Now when it comes to toddler pageants, I admit they are a lot stranger. A three-year-old girl is dressed up to look exactly like a doll so she can win the following: a crown bigger than her own head, a trophy that stands taller than she is, handfuls of cash, and most likely the bribe of a new toy her parents offered her.
Many of these girls’ (or boys’) mothers were involved in pageants when they were children. Some of them are reliving their glory days and want the spotlight more than they want their children to succeed. But others are following their driven children right onto the stage. I’ve seen several episodes of Toddlers and Tiaras where a four-year-old is the one wanting to compete and do all the work.
Perhaps the funniest, and most made fun of, part of the show is when pageant mothers in the audience try to coach their children in their talent routines. Some little girls get on stage and completely freeze in front of the judges. Moms are often seen directly behind the panel, dancing like crazy, trying to get their children to follow. You often wonder why the mom just doesn’t kick her kid off stage and do the routine herself.
One of my favorite things about this show is not necessarily how the mothers are treating their kids. I know making your child have a spray tan and giving her huge amounts of coffee, Mountain Dew and sugar is wrong, but it makes it much more fun when the mothers’ efforts backfire. And they often do.
For example, I remember one episode in which a mother gushed over her beautiful six-month-old daughter. She claimed her baby loved being on stage and loved doing pageants. She even fed her child coffee in a bottle! Later we see the same baby on stage, screaming, crying and not “loving the stage” one bit.
This show is not without a shock factor. In a recent episode, contestants dressed up as celebrities or characters from movies for the “talent” portion of the pageant. Much to everyone’s shock and disappointment, one mother thought it would be a good idea to dress her daughter up as Julia Roberts in Pretty Woman BEFORE her makeover.
Despite the shock factor, the show also offers personalities worth returning for.
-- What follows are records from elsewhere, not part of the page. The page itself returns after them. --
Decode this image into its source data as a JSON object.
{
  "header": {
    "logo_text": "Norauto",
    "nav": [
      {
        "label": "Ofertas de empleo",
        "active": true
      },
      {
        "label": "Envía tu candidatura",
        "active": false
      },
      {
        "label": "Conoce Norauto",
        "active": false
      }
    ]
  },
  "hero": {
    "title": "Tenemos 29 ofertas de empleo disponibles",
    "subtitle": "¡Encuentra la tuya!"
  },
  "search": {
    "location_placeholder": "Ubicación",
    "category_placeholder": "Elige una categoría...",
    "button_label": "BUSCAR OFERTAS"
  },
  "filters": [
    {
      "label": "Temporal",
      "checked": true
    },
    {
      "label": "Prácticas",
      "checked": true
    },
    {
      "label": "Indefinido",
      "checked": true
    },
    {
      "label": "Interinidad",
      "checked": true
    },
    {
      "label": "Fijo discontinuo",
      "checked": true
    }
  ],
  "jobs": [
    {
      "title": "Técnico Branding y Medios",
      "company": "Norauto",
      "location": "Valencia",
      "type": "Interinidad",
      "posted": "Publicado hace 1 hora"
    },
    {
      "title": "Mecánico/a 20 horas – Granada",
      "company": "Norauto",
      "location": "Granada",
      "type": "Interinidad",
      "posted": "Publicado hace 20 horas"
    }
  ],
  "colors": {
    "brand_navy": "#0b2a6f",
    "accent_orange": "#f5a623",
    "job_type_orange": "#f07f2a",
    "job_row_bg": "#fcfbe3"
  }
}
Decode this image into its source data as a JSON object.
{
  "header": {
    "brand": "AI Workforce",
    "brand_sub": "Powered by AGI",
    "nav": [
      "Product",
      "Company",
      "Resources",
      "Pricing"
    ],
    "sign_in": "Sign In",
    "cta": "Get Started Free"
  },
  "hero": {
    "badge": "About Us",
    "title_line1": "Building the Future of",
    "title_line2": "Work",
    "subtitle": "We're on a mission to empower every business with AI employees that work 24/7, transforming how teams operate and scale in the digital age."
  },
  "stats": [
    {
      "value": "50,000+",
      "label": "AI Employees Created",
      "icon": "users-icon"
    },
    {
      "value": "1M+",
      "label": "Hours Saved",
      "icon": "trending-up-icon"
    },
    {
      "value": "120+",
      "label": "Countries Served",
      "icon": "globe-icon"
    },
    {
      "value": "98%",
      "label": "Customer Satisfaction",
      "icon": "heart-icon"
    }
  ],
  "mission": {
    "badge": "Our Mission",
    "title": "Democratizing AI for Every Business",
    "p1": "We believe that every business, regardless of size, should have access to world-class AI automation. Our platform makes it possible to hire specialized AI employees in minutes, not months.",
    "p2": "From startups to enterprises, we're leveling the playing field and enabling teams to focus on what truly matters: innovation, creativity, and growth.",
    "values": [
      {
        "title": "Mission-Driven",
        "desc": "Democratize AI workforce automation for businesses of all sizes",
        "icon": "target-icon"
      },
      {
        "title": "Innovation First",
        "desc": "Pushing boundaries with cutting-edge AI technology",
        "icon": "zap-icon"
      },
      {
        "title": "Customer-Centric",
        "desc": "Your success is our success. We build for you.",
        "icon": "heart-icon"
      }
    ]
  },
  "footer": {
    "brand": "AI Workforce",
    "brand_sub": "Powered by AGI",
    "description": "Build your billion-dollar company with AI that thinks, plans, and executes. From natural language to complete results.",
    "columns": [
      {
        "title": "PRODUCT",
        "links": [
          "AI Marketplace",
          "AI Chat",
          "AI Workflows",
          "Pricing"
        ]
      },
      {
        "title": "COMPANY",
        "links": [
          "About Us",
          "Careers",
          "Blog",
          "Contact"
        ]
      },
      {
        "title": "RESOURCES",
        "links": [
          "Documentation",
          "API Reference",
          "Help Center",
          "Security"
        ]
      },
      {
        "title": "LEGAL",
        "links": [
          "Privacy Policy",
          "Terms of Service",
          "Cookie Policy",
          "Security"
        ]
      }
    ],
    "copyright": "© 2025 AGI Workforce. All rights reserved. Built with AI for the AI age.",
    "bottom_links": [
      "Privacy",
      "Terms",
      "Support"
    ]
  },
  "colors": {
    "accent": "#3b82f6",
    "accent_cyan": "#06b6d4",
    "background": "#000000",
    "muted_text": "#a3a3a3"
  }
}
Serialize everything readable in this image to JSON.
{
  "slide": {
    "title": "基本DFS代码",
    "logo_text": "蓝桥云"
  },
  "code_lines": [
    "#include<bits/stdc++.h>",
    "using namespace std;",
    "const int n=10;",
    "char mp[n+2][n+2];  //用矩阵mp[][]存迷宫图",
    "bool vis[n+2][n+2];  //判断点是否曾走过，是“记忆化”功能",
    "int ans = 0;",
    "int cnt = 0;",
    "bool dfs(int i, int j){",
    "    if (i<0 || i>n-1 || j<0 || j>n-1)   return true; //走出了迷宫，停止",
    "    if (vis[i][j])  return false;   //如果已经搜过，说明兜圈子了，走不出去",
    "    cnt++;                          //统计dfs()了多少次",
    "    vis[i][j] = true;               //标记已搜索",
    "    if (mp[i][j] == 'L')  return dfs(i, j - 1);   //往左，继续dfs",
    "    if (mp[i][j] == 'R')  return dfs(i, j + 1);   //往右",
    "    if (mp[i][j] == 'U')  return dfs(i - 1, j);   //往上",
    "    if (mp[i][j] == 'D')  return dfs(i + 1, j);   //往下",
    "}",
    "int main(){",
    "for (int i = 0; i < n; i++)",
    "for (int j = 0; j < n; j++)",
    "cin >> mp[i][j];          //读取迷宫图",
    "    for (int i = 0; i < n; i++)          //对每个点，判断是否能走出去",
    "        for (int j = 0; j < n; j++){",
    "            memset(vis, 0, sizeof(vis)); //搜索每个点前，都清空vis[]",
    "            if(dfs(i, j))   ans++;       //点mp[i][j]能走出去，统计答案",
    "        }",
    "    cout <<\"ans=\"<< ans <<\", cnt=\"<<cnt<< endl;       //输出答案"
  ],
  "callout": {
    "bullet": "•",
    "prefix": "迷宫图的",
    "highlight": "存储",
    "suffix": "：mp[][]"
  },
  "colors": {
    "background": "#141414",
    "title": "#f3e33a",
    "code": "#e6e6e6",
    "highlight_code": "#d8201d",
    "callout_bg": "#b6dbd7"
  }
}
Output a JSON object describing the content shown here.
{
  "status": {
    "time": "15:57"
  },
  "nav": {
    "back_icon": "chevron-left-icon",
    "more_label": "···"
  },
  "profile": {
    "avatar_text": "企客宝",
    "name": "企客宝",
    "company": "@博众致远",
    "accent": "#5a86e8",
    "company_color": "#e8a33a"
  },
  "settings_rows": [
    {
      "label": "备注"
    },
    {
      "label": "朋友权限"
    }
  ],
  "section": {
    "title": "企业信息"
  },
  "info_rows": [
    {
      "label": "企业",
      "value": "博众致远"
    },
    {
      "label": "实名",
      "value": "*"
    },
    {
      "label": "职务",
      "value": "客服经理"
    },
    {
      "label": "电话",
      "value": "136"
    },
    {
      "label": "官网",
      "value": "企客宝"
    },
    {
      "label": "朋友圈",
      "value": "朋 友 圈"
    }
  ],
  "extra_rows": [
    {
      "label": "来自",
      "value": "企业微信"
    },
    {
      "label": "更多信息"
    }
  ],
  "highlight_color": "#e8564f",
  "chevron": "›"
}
One little girl named Eden Wood comes to mind. She is poised, pretty, talented and always wins. She seems to always be the biggest threat to other girls she competes against.
Another contestant who has been featured on several episodes is Makenzie. I love this little girl so much. She is your typical brat, but I think it’s because she’s too smart for her age. She is loud, rude and hilarious. On pageant day you can guarantee she will throw a fit or cry. But there is something about her that gives her that “spark.”
This is Makenzie a little younger than she is now, but you can definitely see her spunk early on.
These child pageants are no doubt a phenomenon. Our society still believes beauty is what reigns, even off the stage. Toddlers and Tiaras does a great job of capturing the chaos of these pageants and what lengths some parents will go to in order to make their child a winner.
There are a few parents who may push their kids too far and need to calm down. But in the end, what little girl doesn’t love playing dress up? Like Makenzie said, “I need to be in pageants because you get to dress in fancy clothes.”
Tune in to the show on TLC. I guarantee you will be hooked after one episode!
Jordan Armstrong is a web content producer at KVUE. She holds a degree in Radio, Television and Film from the University of North Texas. Her addiction to television started when she was five years old and wouldn’t stop watching Fraggle Rock. Jordan’s opinions are not a reflection of the views of KVUE.com, KVUE TV, or its parent company Belo Corp. We actually don’t know why we’re letting her have a column.